The fractional CMO you select should have decades of experience in building and positioning brands, and creating actionable go-to-market plans, preferably in industries that are similar to yours. The firm should have the breadth of capabilities to make the partnership seamless and effective as well. For example, there needs to be a cultural fit as the fractional marketing team will function like an in-house marketing department, and the partnership will ideally extend over time. If a company also prefers to have an in-house marketer, typically a marketing coordinator is the best fit for this model as that employee can serve on the marketing team as the eyes and ears inside the firm.

Finally, your fractional marketing team should be focused on delivering results – as opposed to checking off a list of tasks and deliverables to be created.

Selecting a Partner

As a best practice, it is important to do your due diligence when hiring a fractional marketing firm. Be sure to check references and for reviews. Ask for samples of previous work the team has completed. Many firms will not share their samples on their website due to confidentiality restrictions but can on a Zoom call, for example.

Once you select a firm that can service your company well, it is equally important to trust your partner. This partnership won’t work if you find yourself second guessing the decisions of the team you hired or the plan they are executing. Remember that you selected this model to invest in their expertise.

As you begin to execute on your plan, it is important to evaluate your team’s progress by a number of measures:

  • Is your firm ranking on Google?
  • Is your website clear and compelling?
  • Is your content well written, original, and memorable?
  • Is your brand memorable?
  • Is your value proposition clearly stated and compelling in the marketplace?
  • How effective is your go-to-market plan?
  • Does the firm have you showcasing your points of differentiation?
  • Are you embracing target marketing to build deep penetration?

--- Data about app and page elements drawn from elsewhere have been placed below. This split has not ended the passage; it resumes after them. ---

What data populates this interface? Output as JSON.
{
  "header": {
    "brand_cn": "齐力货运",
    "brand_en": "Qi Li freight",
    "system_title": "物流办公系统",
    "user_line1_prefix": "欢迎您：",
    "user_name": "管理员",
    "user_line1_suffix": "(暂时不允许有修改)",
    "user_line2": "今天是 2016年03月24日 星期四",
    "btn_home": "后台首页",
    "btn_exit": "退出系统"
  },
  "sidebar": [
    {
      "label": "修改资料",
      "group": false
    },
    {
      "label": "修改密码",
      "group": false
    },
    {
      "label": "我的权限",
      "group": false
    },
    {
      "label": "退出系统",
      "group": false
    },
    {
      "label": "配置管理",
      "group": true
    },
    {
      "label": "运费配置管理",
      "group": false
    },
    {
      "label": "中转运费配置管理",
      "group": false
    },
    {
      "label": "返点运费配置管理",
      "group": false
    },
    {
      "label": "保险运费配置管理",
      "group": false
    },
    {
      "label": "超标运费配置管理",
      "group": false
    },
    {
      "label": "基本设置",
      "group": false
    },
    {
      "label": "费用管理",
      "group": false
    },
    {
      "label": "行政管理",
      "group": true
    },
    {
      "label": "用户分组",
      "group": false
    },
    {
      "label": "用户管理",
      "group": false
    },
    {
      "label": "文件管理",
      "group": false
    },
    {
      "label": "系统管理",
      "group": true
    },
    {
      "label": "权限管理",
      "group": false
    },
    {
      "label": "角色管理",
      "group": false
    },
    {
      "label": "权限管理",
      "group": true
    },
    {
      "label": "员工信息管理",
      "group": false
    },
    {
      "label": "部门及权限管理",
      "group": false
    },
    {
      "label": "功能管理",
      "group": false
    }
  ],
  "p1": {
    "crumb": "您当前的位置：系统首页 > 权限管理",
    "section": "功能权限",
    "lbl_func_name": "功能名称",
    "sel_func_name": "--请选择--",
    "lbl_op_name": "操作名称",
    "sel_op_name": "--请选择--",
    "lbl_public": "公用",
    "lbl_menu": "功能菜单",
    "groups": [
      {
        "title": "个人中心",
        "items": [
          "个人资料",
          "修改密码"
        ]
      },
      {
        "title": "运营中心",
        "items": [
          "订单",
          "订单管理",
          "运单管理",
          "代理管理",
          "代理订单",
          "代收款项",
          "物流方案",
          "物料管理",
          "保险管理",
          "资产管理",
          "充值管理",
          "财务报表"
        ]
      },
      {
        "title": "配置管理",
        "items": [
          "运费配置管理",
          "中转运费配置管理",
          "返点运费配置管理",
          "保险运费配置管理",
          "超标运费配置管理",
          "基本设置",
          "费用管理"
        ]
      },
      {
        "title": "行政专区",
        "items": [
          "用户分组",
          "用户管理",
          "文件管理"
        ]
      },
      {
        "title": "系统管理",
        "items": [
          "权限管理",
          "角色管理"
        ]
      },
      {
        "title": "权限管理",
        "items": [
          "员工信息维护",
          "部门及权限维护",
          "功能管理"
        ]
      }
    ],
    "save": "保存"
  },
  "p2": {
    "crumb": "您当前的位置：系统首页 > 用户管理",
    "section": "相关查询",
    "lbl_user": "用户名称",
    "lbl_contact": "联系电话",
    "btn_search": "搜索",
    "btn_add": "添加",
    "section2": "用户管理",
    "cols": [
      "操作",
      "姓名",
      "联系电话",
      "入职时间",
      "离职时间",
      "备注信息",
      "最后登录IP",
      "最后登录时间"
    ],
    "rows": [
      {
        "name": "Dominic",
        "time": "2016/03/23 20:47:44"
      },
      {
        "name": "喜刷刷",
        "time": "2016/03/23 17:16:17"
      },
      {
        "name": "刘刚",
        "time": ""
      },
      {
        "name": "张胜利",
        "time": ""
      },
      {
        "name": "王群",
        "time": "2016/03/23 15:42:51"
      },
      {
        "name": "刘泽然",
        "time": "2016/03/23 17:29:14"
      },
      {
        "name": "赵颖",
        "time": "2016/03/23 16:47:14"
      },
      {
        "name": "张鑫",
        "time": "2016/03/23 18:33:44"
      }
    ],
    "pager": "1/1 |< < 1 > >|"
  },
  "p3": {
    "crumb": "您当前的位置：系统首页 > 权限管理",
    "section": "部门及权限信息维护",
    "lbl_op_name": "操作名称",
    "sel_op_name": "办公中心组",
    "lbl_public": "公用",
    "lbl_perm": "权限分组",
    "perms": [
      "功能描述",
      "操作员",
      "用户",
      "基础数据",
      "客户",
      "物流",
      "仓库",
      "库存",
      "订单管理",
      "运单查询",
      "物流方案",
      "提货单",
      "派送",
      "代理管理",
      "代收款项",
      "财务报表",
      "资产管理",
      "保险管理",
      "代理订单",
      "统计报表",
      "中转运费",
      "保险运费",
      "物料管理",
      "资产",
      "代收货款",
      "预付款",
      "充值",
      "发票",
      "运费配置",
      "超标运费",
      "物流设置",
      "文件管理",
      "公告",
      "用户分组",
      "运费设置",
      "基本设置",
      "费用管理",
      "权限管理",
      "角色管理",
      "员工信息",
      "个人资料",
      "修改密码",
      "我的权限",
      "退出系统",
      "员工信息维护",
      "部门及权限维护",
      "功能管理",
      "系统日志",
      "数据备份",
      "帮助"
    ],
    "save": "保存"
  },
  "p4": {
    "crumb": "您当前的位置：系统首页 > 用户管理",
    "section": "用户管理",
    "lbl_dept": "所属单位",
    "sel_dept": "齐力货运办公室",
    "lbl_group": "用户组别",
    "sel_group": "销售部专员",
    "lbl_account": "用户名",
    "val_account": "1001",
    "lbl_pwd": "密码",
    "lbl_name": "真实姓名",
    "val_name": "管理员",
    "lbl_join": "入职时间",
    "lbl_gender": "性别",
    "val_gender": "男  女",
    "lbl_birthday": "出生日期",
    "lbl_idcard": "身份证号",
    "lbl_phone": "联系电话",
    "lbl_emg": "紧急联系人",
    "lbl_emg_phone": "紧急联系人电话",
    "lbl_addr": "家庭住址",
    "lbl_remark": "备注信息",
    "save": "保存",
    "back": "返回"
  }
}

A Journey, not a Sprint

Remember that realizing the benefits of this partnership can take time. Marketing is a journey and not a sprint, so we recommend giving your fractional marketing team a runway of at least a year to see the measurable, marked results your industry-leading brand and products deserve.

Ultimately, the benefits of fractional marketing are significant, as long as you have an A+ team of specialists working on your behalf to drive growth. While your fractional marketing team operates much like an in-house department, the reality is that you are leveraging an outsourced entity which enables you to scale your initiatives up or down based upon your business goals, marketing requirements, and resources.

For small businesses and middle-market companies looking to compete and grow along with other companies in today’s fiercely competitive marketplace, fractional marketing offers the strongest value proposition. Reach out to Marketri to get started with a fractional team model that gets results.